Copy all lines holding the word "username" from the entries.
=== Begin Enclosure ===
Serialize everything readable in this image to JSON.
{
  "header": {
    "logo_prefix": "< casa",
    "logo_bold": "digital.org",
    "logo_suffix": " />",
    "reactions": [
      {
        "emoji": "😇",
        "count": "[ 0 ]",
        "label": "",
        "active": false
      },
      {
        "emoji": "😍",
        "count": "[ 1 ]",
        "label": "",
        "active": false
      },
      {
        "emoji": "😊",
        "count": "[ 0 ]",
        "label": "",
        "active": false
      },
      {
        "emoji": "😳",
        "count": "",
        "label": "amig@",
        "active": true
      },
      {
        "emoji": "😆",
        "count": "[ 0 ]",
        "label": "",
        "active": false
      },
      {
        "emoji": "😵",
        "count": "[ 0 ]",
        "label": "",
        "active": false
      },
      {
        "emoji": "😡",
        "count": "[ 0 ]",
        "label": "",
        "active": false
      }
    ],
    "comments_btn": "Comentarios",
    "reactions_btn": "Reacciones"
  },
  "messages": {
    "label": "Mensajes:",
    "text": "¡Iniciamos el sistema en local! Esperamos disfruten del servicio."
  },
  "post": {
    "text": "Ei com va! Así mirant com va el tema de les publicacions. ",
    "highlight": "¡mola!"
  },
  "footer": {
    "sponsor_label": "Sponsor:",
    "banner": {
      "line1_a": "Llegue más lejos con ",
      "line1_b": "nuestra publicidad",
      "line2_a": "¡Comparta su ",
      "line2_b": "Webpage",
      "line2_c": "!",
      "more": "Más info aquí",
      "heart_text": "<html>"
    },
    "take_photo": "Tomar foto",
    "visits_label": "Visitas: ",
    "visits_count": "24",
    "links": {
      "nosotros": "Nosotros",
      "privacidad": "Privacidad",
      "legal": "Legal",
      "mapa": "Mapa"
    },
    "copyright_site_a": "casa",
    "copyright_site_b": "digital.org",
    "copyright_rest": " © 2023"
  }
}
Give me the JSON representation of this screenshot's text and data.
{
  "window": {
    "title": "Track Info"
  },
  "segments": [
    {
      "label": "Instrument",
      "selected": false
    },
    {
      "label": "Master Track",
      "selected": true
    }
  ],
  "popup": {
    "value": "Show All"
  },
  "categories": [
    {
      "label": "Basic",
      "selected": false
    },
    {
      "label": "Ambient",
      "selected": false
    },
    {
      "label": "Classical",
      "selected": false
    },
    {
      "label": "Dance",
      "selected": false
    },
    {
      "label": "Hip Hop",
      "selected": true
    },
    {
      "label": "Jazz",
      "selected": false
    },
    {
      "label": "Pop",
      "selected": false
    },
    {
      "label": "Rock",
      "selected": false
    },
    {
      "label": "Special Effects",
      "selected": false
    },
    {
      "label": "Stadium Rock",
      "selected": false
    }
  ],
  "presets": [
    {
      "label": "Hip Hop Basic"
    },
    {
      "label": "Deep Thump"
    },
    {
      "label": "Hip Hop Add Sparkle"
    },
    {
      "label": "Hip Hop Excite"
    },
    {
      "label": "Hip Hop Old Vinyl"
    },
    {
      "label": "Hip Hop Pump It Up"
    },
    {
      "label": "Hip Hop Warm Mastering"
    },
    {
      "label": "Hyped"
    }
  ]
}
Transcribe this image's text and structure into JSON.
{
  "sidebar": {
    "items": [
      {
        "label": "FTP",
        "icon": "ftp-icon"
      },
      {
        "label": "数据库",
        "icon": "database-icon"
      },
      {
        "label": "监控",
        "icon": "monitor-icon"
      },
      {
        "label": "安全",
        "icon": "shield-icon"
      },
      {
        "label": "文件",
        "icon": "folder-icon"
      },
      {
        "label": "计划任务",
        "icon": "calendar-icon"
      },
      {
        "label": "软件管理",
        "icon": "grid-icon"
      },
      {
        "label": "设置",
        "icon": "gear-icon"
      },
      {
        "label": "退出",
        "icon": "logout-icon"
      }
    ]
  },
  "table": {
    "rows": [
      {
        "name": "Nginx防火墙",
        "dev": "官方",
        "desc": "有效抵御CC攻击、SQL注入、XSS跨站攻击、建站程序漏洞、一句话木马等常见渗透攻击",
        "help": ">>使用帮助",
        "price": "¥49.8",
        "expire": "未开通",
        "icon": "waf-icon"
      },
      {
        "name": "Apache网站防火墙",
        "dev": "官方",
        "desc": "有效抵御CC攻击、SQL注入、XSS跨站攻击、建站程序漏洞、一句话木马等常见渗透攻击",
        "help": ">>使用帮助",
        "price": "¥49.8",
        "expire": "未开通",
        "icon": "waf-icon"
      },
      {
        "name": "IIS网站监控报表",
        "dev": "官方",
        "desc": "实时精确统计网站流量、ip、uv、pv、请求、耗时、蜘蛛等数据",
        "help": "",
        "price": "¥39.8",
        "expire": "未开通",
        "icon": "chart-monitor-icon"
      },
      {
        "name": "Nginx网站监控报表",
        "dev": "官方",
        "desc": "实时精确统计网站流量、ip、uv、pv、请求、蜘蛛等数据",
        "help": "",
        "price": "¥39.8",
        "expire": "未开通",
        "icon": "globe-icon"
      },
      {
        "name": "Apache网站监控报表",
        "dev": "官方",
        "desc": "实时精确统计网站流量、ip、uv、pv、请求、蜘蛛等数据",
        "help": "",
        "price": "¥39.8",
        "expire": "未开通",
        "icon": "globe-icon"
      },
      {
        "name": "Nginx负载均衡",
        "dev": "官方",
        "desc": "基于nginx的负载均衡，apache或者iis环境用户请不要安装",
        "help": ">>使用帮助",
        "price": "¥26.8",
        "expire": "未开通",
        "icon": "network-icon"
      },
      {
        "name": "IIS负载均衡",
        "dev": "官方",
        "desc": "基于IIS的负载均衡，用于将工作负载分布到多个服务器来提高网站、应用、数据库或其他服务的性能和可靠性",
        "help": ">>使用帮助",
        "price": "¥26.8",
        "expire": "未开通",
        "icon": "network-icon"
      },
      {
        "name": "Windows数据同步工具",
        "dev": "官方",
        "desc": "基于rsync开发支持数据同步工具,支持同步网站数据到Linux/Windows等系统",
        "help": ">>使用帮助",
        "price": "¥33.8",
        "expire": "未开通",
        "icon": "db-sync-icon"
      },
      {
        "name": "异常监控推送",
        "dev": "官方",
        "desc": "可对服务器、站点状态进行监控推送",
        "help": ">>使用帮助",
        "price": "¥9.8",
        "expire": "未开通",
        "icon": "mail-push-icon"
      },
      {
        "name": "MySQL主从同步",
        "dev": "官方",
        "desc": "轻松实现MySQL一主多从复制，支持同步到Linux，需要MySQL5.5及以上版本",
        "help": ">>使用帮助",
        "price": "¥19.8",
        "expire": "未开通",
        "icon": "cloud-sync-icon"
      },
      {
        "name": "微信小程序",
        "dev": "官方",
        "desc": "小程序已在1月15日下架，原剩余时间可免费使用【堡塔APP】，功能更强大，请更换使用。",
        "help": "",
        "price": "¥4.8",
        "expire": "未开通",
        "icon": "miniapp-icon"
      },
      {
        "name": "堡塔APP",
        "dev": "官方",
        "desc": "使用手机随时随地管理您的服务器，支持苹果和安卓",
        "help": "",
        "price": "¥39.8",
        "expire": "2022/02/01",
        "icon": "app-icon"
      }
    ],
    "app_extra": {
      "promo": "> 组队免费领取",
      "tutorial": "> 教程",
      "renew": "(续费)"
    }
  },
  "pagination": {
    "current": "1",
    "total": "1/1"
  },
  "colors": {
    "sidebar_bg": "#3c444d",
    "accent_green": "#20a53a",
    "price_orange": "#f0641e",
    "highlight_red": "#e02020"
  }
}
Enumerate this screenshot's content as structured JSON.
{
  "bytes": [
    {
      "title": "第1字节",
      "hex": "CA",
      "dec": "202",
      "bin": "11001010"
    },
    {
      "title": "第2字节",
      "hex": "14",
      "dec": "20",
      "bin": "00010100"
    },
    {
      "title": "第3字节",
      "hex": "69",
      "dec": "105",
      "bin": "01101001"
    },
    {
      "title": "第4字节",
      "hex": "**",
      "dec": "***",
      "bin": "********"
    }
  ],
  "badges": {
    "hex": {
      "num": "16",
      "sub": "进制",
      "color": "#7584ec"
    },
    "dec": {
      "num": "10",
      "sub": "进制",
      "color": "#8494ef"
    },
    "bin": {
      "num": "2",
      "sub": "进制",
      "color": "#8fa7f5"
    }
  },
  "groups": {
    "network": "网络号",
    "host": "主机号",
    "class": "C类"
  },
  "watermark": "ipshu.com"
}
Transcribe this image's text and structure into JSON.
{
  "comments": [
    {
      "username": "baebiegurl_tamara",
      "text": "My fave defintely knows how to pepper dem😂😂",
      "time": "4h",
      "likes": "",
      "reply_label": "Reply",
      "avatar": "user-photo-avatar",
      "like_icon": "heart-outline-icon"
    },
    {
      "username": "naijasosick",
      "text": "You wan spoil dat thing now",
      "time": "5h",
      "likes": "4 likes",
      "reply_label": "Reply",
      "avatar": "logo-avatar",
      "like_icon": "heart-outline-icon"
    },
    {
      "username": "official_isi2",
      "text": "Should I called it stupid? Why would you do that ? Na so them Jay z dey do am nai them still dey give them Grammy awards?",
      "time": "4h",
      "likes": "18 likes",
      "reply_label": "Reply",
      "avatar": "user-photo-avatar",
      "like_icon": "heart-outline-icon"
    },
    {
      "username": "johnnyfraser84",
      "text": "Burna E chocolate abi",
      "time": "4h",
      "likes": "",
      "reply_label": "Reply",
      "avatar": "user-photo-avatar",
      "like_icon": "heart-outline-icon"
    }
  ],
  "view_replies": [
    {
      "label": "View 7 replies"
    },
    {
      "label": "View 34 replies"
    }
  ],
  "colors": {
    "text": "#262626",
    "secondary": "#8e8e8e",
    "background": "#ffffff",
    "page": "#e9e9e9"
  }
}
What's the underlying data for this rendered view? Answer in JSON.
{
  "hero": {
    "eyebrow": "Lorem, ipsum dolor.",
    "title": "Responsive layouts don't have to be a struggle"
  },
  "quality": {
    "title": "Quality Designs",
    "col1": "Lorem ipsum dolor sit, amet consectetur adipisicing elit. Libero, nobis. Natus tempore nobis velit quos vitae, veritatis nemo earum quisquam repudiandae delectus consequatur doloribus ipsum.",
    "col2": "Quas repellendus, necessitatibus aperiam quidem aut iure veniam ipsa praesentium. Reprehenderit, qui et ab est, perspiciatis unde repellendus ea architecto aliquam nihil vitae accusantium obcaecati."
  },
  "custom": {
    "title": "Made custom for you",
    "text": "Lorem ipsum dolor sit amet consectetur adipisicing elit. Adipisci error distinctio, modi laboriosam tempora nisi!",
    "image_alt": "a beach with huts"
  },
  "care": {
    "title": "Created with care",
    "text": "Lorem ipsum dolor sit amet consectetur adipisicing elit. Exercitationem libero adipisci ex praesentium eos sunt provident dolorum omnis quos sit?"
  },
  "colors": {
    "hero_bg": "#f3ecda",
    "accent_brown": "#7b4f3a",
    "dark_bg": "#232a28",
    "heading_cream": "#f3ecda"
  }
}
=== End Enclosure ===
- [Solved problem]
      "username": "baebiegurl_tamara",
      "username": "naijasosick",
      "username": "official_isi2",
      "username": "johnnyfraser84",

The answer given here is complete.